§ Dataset rows for apps and sites
|---|
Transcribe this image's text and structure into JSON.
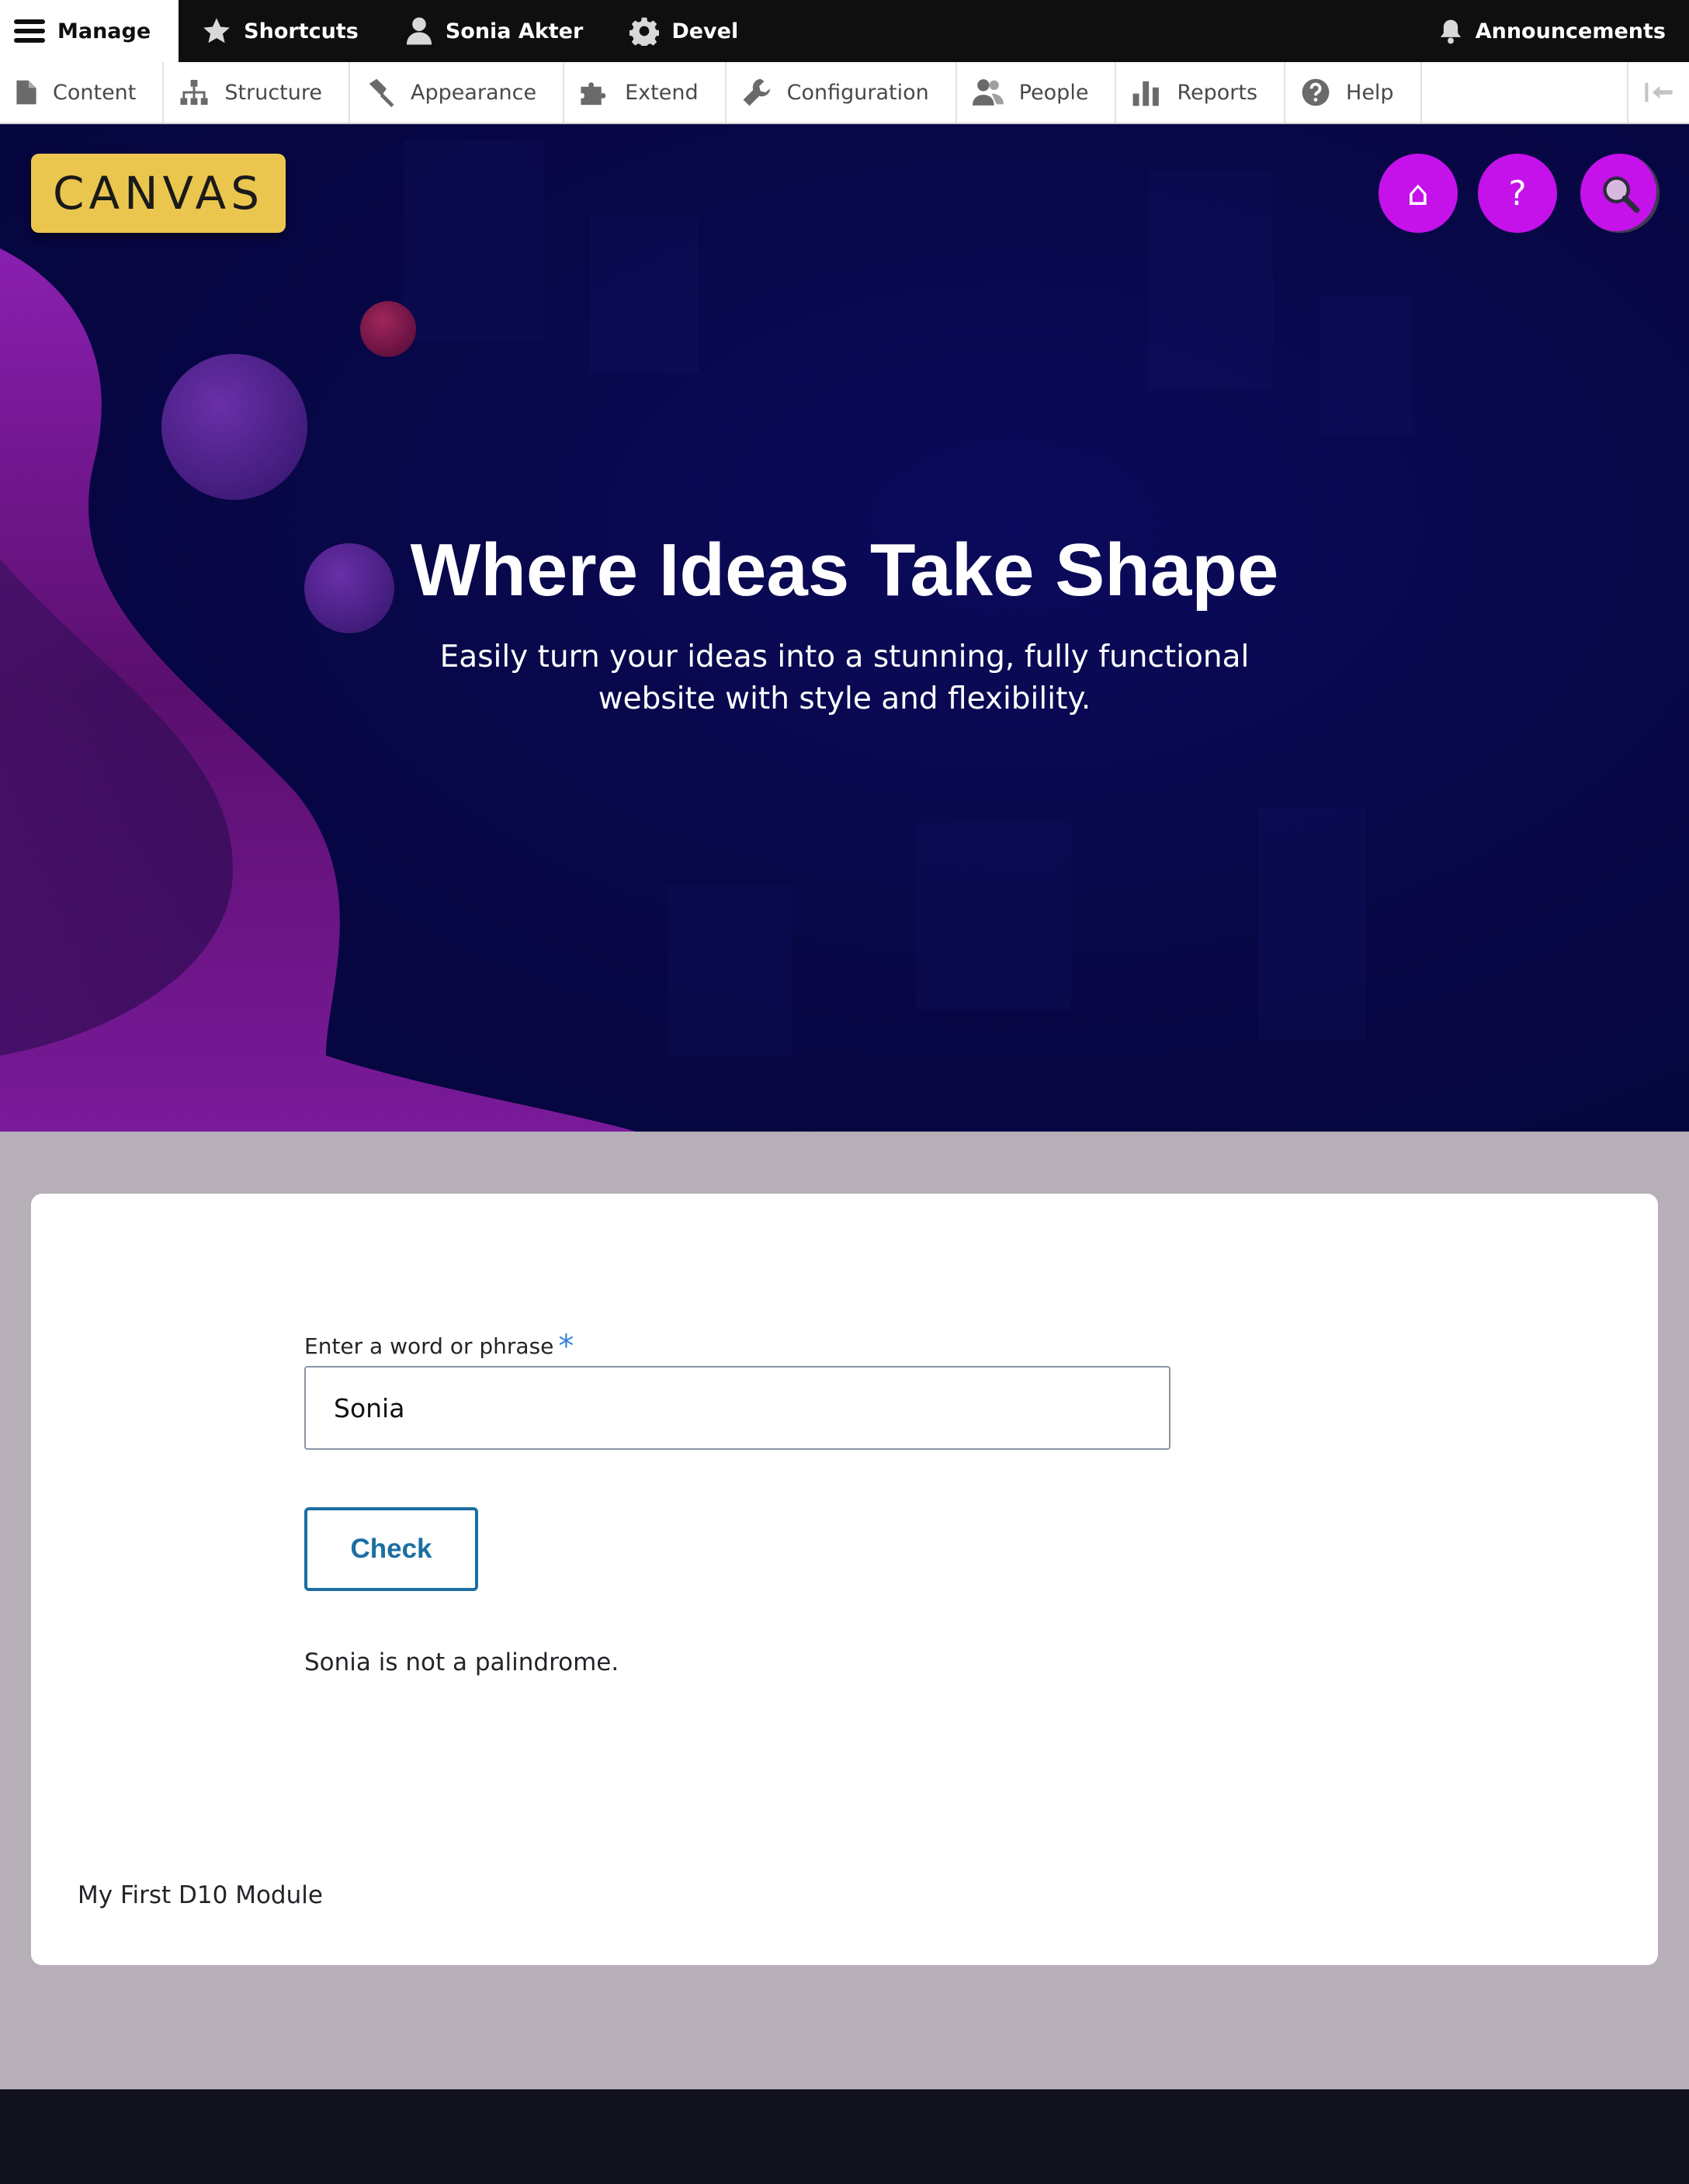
{
  "toolbar": {
    "manage_label": "Manage",
    "shortcuts_label": "Shortcuts",
    "user_label": "Sonia Akter",
    "devel_label": "Devel",
    "announcements_label": "Announcements"
  },
  "tray": {
    "items": [
      {
        "label": "Content",
        "icon": "file-icon"
      },
      {
        "label": "Structure",
        "icon": "sitemap-icon"
      },
      {
        "label": "Appearance",
        "icon": "paintbrush-icon"
      },
      {
        "label": "Extend",
        "icon": "puzzle-icon"
      },
      {
        "label": "Configuration",
        "icon": "wrench-icon"
      },
      {
        "label": "People",
        "icon": "people-icon"
      },
      {
        "label": "Reports",
        "icon": "bar-chart-icon"
      },
      {
        "label": "Help",
        "icon": "question-circle-icon"
      }
    ]
  },
  "hero": {
    "logo_text": "CANVAS",
    "home_icon": "⌂",
    "help_icon": "?",
    "title": "Where Ideas Take Shape",
    "subtitle": "Easily turn your ideas into a stunning, fully functional website with style and flexibility."
  },
  "form": {
    "label": "Enter a word or phrase",
    "required_mark": "*",
    "input_value": "Sonia",
    "button_label": "Check",
    "result": "Sonia is not a palindrome."
  },
  "card_footer": "My First D10 Module",
  "colors": {
    "accent_button": "#c511ea",
    "logo_badge": "#ebc64f",
    "link_blue": "#1b6ea3",
    "hero_bg": "#080748",
    "page_bg": "#b6afb8",
    "footer_bg": "#12131e"
  }
}
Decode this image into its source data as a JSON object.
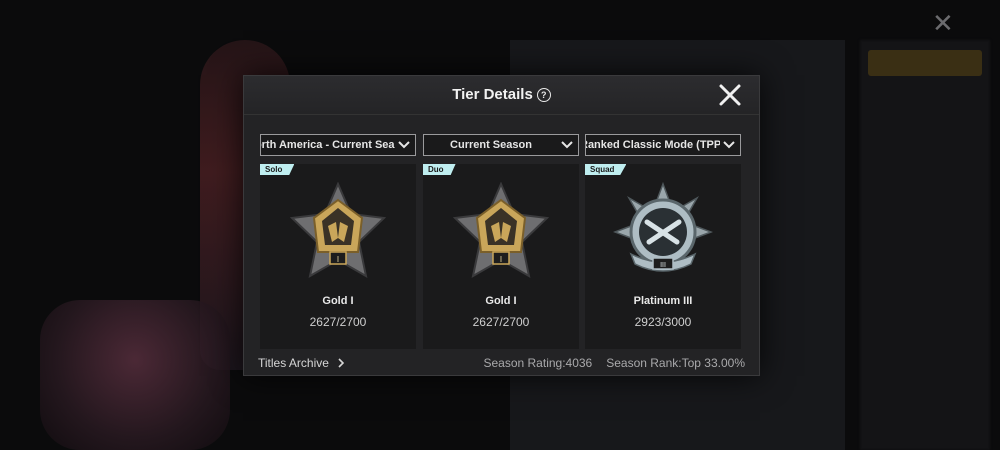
{
  "dialog": {
    "title": "Tier Details",
    "help_icon": "question-circle-icon",
    "close_icon": "close-x-icon"
  },
  "filters": {
    "region": "North America - Current Season",
    "season": "Current Season",
    "mode": "Ranked Classic Mode (TPP)"
  },
  "cards": [
    {
      "tag": "Solo",
      "tier": "Gold I",
      "points": "2627/2700",
      "badge": "gold-badge-icon"
    },
    {
      "tag": "Duo",
      "tier": "Gold I",
      "points": "2627/2700",
      "badge": "gold-badge-icon"
    },
    {
      "tag": "Squad",
      "tier": "Platinum III",
      "points": "2923/3000",
      "badge": "platinum-badge-icon"
    }
  ],
  "footer": {
    "titles_archive": "Titles Archive",
    "season_rating": "Season Rating:4036",
    "season_rank": "Season Rank:Top 33.00%"
  },
  "colors": {
    "tag_bg": "#bfeef0",
    "gold": "#c9a65a",
    "platinum": "#aebdc4"
  }
}
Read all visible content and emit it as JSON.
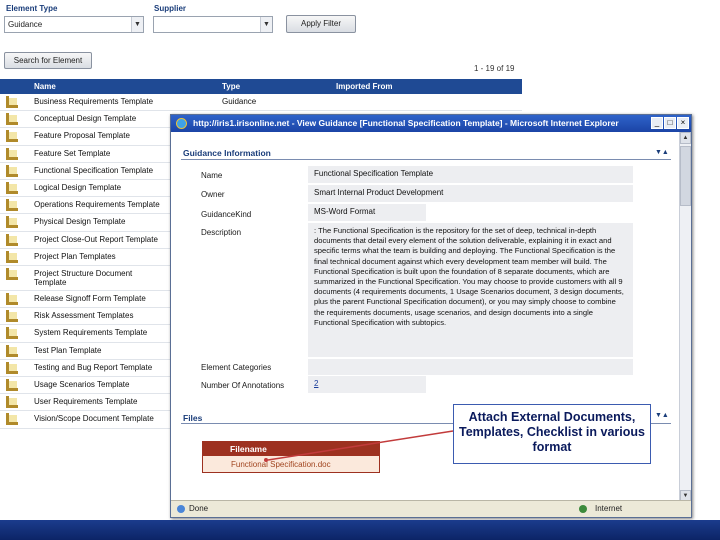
{
  "filter": {
    "element_type_label": "Element Type",
    "element_type_value": "Guidance",
    "supplier_label": "Supplier",
    "supplier_value": "",
    "apply_filter_label": "Apply Filter",
    "search_label": "Search for Element"
  },
  "list": {
    "count_text": "1 - 19 of 19",
    "columns": [
      "Name",
      "Type",
      "Imported From"
    ],
    "rows": [
      {
        "name": "Business Requirements Template",
        "type": "Guidance"
      },
      {
        "name": "Conceptual Design Template",
        "type": ""
      },
      {
        "name": "Feature Proposal Template",
        "type": ""
      },
      {
        "name": "Feature Set Template",
        "type": ""
      },
      {
        "name": "Functional Specification Template",
        "type": ""
      },
      {
        "name": "Logical Design Template",
        "type": ""
      },
      {
        "name": "Operations Requirements Template",
        "type": ""
      },
      {
        "name": "Physical Design Template",
        "type": ""
      },
      {
        "name": "Project Close-Out Report Template",
        "type": ""
      },
      {
        "name": "Project Plan Templates",
        "type": ""
      },
      {
        "name": "Project Structure Document Template",
        "type": ""
      },
      {
        "name": "Release Signoff Form Template",
        "type": ""
      },
      {
        "name": "Risk Assessment Templates",
        "type": ""
      },
      {
        "name": "System Requirements Template",
        "type": ""
      },
      {
        "name": "Test Plan Template",
        "type": ""
      },
      {
        "name": "Testing and Bug Report Template",
        "type": ""
      },
      {
        "name": "Usage Scenarios Template",
        "type": ""
      },
      {
        "name": "User Requirements Template",
        "type": ""
      },
      {
        "name": "Vision/Scope Document Template",
        "type": ""
      }
    ]
  },
  "popup": {
    "title": "http://iris1.irisonline.net - View Guidance [Functional Specification Template] - Microsoft Internet Explorer",
    "section_guidance": "Guidance Information",
    "fields": {
      "name_label": "Name",
      "name_value": "Functional Specification Template",
      "owner_label": "Owner",
      "owner_value": "Smart Internal Product Development",
      "kind_label": "GuidanceKind",
      "kind_value": "MS-Word Format",
      "desc_label": "Description",
      "desc_value": ": The Functional Specification is the repository for the set of deep, technical in-depth documents that detail every element of the solution deliverable, explaining it in exact and specific terms what the team is building and deploying. The Functional Specification is the final technical document against which every development team member will build. The Functional Specification is built upon the foundation of 8 separate documents, which are summarized in the Functional Specification. You may choose to provide customers with all 9 documents (4 requirements documents, 1 Usage Scenarios document, 3 design documents, plus the parent Functional Specification document), or you may simply choose to combine the requirements documents, usage scenarios, and design documents into a single Functional Specification with subtopics.",
      "categories_label": "Element Categories",
      "categories_value": "",
      "annotations_label": "Number Of Annotations",
      "annotations_value": "2"
    },
    "section_files": "Files",
    "files_header": "Filename",
    "file_name": "Functional Specification.doc",
    "status_left": "Done",
    "status_right": "Internet"
  },
  "callout_text": "Attach External Documents, Templates, Checklist in various format"
}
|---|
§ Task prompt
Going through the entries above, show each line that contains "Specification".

§ Response
        "name": "Functional Specification Template",
    "title": "http://iris1.irisonline.net - View Guidance [Functional Specification Template] - Microsoft Internet Explorer",
      "name_value": "Functional Specification Template",
      "desc_value": ": The Functional Specification is the repository for the set of deep, technical in-depth documents that detail every element of the solution deliverable, explaining it in exact and specific terms what the team is building and deploying. The Functional Specification is the final technical document against which every development team member will build. The Functional Specification is built upon the foundation of 8 separate documents, which are summarized in the Functional Specification. You may choose to provide customers with all 9 documents (4 requirements documents, 1 Usage Scenarios document, 3 design documents, plus the parent Functional Specification document), or you may simply choose to combine the requirements documents, usage scenarios, and design documents into a single Functional Specification with subtopics.",
    "file_name": "Functional Specification.doc",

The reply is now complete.